Indeed, if Michael Halliday and Christian Matthiessen had formed a clear view of the way in which the choices described in their Construing Experience Through Meaning determine the choices in the major system networks of the lexicogrammar, they would surely have said so in that book. I have looked hard for a section that makes this connection, but I have yet to find it. This suggests that the model proposed there is simply one possible, half-complete hypothesis that needs to be subject to the normal process in science of development, testing, evaluation, revision (or rejection), retesting, re-evaluation, and so on.
 Halliday & Matthiessen (1999: 98-9) sets out the congruent lexicogrammatical realisations of semantic figures and elements:
Halliday & Matthiessen (1999: 98):
Within the ideational metafunction, each [of the four types of figure] is realised congruently by one particular transitivity type: doing & happening ( material, sensing ( mental, saying ( verbal, and being & having ( relational.
Halliday & Matthiessen (1999: 99):
Within the ideational component, [the three types of element] are realised by different classes of units:
process ( verbal group,

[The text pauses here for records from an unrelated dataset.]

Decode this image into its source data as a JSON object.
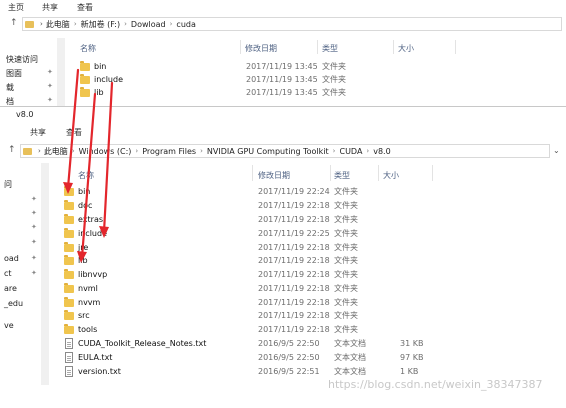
{
  "top_window": {
    "ribbon_tabs": [
      "主页",
      "共享",
      "查看"
    ],
    "breadcrumb": [
      "此电脑",
      "新加卷 (F:)",
      "Dowload",
      "cuda"
    ],
    "columns": [
      "名称",
      "修改日期",
      "类型",
      "大小"
    ],
    "left_pane": [
      "快速访问",
      "图面",
      "载",
      "档"
    ],
    "rows": [
      {
        "name": "bin",
        "date": "2017/11/19 13:45",
        "type": "文件夹",
        "size": ""
      },
      {
        "name": "include",
        "date": "2017/11/19 13:45",
        "type": "文件夹",
        "size": ""
      },
      {
        "name": "lib",
        "date": "2017/11/19 13:45",
        "type": "文件夹",
        "size": ""
      }
    ]
  },
  "bottom_window": {
    "title": "v8.0",
    "ribbon_tabs": [
      "共享",
      "查看"
    ],
    "breadcrumb": [
      "此电脑",
      "Windows (C:)",
      "Program Files",
      "NVIDIA GPU Computing Toolkit",
      "CUDA",
      "v8.0"
    ],
    "columns": [
      "名称",
      "修改日期",
      "类型",
      "大小"
    ],
    "left_pane": [
      "问",
      "oad",
      "ct",
      "are",
      "_edu",
      "ve"
    ],
    "rows": [
      {
        "name": "bin",
        "date": "2017/11/19 22:24",
        "type": "文件夹",
        "size": "",
        "kind": "folder"
      },
      {
        "name": "doc",
        "date": "2017/11/19 22:18",
        "type": "文件夹",
        "size": "",
        "kind": "folder"
      },
      {
        "name": "extras",
        "date": "2017/11/19 22:18",
        "type": "文件夹",
        "size": "",
        "kind": "folder"
      },
      {
        "name": "include",
        "date": "2017/11/19 22:25",
        "type": "文件夹",
        "size": "",
        "kind": "folder"
      },
      {
        "name": "jre",
        "date": "2017/11/19 22:18",
        "type": "文件夹",
        "size": "",
        "kind": "folder"
      },
      {
        "name": "lib",
        "date": "2017/11/19 22:18",
        "type": "文件夹",
        "size": "",
        "kind": "folder"
      },
      {
        "name": "libnvvp",
        "date": "2017/11/19 22:18",
        "type": "文件夹",
        "size": "",
        "kind": "folder"
      },
      {
        "name": "nvml",
        "date": "2017/11/19 22:18",
        "type": "文件夹",
        "size": "",
        "kind": "folder"
      },
      {
        "name": "nvvm",
        "date": "2017/11/19 22:18",
        "type": "文件夹",
        "size": "",
        "kind": "folder"
      },
      {
        "name": "src",
        "date": "2017/11/19 22:18",
        "type": "文件夹",
        "size": "",
        "kind": "folder"
      },
      {
        "name": "tools",
        "date": "2017/11/19 22:18",
        "type": "文件夹",
        "size": "",
        "kind": "folder"
      },
      {
        "name": "CUDA_Toolkit_Release_Notes.txt",
        "date": "2016/9/5 22:50",
        "type": "文本文档",
        "size": "31 KB",
        "kind": "file"
      },
      {
        "name": "EULA.txt",
        "date": "2016/9/5 22:50",
        "type": "文本文档",
        "size": "97 KB",
        "kind": "file"
      },
      {
        "name": "version.txt",
        "date": "2016/9/5 22:51",
        "type": "文本文档",
        "size": "1 KB",
        "kind": "file"
      }
    ]
  },
  "watermark": "https://blog.csdn.net/weixin_38347387",
  "colors": {
    "arrow": "#e3262c",
    "folder": "#f0c54e",
    "header_text": "#4d6082"
  }
}
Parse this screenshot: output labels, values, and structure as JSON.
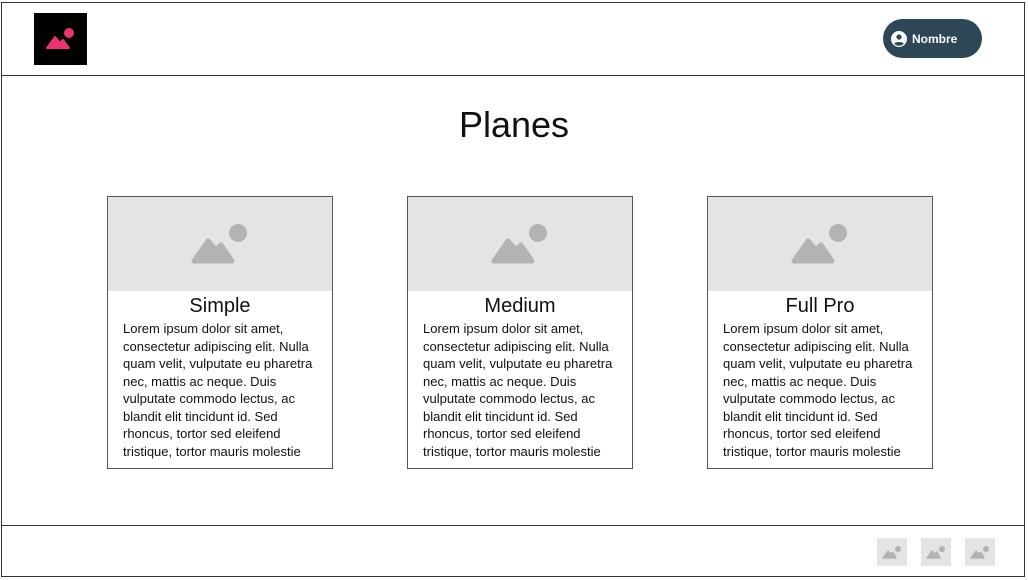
{
  "header": {
    "logo_icon": "image-icon",
    "logo_accent": "#e8346f",
    "user_button": {
      "icon": "account-circle-icon",
      "label": "Nombre",
      "color": "#2d4756"
    }
  },
  "main": {
    "title": "Planes",
    "plans": [
      {
        "name": "Simple",
        "image_icon": "image-placeholder-icon",
        "description": "Lorem ipsum dolor sit amet, consectetur adipiscing elit. Nulla quam velit, vulputate eu pharetra nec, mattis ac neque. Duis vulputate commodo lectus, ac blandit elit tincidunt id. Sed rhoncus, tortor sed eleifend tristique, tortor mauris molestie"
      },
      {
        "name": "Medium",
        "image_icon": "image-placeholder-icon",
        "description": "Lorem ipsum dolor sit amet, consectetur adipiscing elit. Nulla quam velit, vulputate eu pharetra nec, mattis ac neque. Duis vulputate commodo lectus, ac blandit elit tincidunt id. Sed rhoncus, tortor sed eleifend tristique, tortor mauris molestie"
      },
      {
        "name": "Full Pro",
        "image_icon": "image-placeholder-icon",
        "description": "Lorem ipsum dolor sit amet, consectetur adipiscing elit. Nulla quam velit, vulputate eu pharetra nec, mattis ac neque. Duis vulputate commodo lectus, ac blandit elit tincidunt id. Sed rhoncus, tortor sed eleifend tristique, tortor mauris molestie"
      }
    ]
  },
  "footer": {
    "icons": [
      "image-icon",
      "image-icon",
      "image-icon"
    ]
  }
}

participant ( nominal group,
circumstance ( adverbial group; prepositional phrase.
 Halliday & Matthiessen (1999: 94):
Such selections have been referred to as “pre-selections”, but in order to avoid any connotations of temporal sequence, we prefer the term “selection” for such relations in the ideation base.
 For an appraisal analysis of Fawcett's negative attitude towards Halliday and Matthiessen, click here.